W3C

Old School Netiquette… still good!

I have used internet since 1990. I’m not the first user, but it was in a time where the community was small enough that the community was able to give recommendations and help on how to use correctly technologies such as email, usenet, etc.

The internet grew tremendously. Email traffic exploded (more than 90% of spam). The Web enabled a lot of interactions by masking different communication modalities. Many have no idea what is the Netiquette. And maybe it’s fine.

Each W3C mailing-list is a small community with most people being engineers. It is often surprising to see top posting (replying on the top of the message and leaving the full thread quoted), or putting one line comment in a long quoted message. There are better ways of using emails.

  • Just quote the appropriate part of the message and reply under this quote
  • Do not top post
  • Be careful to keep author of the quoted message
  • Write short messages in high traffic mailing-lists

I recommend everyone to read the Netiquette. It might be old school, but most of its principles still applies.

10 thoughts on “Old School Netiquette… still good!

  1. Old, and partially obscure, recommended signatures, proportional fonts, other oddities. Better ask Emily, even if that is not more the version of the early ’90s ;-)

  2. I have to say the “Do not top post” guideline does not make sense to me.

    What does make sense to me is to make sure all responses are in chronological order, be that most recent first, or last.
    I don’t mind reading the most recent replies first and scrolling down into history.
    And I find it very convenient to not have to scroll down in order to read a reply.

    Other than that, I absolutely agree with your post, Karl, and follow the other 3 instructions “à la lettre”.

    1. Hi Coralie,

      I have to say the “Do not top post” guideline does not make sense to me.

      I have to explain a bit more this one, I guess. Top posting means replying at the top of the mail and leaving the full quoted message under your answer. Mails are conversations, discussions. When someone top posts, most of the time, it feels as “what I have to say is more important that this thing below”.

      What does make sense to me is to make sure all responses are in chronological order, be that most recent first, or last.

      Mail archives or your mailer are specifically here for this purpose. That you don’t need to copy the full thread in each individual message. I usually select only the part I need to reply to. I cut the rest and reply under each quoted parts, so that my answers are in context.

  3. Karl,

    Your mileage may vary, but according to the tools you’re using to write (Outlook for one) or to read (screen readers) email, sometimes top-posting is less evil than it seems.

    Since I began working with blind people and with non-tech-savvy people, I use top-posting a lot in my professional email communication.

    And yes it’s really awkward when you’re used to quoting in context, as you have to more or less paraphrase the question before ou answer, etc.

    In my personal, Thunderbird-based life, I can more easily reply with the Netiquette in mind.

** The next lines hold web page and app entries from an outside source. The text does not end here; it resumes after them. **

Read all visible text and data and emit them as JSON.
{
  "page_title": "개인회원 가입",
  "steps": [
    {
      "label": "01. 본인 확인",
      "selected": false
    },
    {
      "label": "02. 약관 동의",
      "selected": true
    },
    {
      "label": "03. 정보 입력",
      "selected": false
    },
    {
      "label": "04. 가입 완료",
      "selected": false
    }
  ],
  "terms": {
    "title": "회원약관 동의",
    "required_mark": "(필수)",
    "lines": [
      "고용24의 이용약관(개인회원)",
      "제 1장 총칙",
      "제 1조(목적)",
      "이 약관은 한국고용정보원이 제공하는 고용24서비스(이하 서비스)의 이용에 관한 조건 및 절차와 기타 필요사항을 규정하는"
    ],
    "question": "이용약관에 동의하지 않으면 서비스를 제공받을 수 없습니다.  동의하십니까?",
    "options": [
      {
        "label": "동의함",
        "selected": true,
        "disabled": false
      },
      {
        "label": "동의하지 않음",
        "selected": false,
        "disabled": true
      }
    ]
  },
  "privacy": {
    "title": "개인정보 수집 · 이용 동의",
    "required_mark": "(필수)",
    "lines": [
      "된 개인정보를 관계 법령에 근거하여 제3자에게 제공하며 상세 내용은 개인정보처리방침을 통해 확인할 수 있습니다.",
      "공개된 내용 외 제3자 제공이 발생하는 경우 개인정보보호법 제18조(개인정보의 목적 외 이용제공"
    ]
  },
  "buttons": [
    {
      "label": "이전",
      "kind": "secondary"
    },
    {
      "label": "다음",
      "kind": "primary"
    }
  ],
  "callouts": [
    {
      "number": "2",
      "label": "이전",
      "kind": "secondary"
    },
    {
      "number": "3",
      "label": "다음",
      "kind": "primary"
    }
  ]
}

    So maybe this doesn’t fall in the one-size-fits-all category.

    1. The context of the post was W3C mailing-list and engineers who should know ;)

      In the case you cite and if you paraphrase the question, I would recommend to remove the quoted message then. “Do not clutter mail with long useless messages”. :)

      /me who has on his computer 18 years of mail.

  4. I guess most of us should now know about the netiquette and how to use mail. And using mail means avoiding to top-post (reminded of “top-posting should die”), even if it’s not just novice web users who think that doing that little bit of extra work isn’t important.

  5. I think I’ve been using email, my gosh, for more than a quarter century and must say that I find it easier to deal with top-posting than with the many levels of embedded comments, sometimes lost in formatting by odd mailers. Generally, I’ve noticed an evolving netiquette is for short or general answers to top post (to make it easy for readers to see the most recent comment), with more specific comments in the embedding. I find these days, when a message is long, I tend to put something at top with a fast readable response, and to mention there that my detailed comments can be found embedded within. This is definitely one that is a combination of personal taste and amount of email

    p.s. I must admit that these days I wish I had the mailer that Nick Negroponte used to use – if the email was more than a certain amount of characters, the message would bounce with a note that it was too long for him to read, and to please send a shorter one :-)

  6. Karl,

    Having read Netiquette, I think it’s right on the money! Sure, I can be picky and complain or say how I don’t agree with some of them, but being honest about it, I’ll have to say it all makes good sense. Even if it would interfere with some of my activities.

Comments are closed.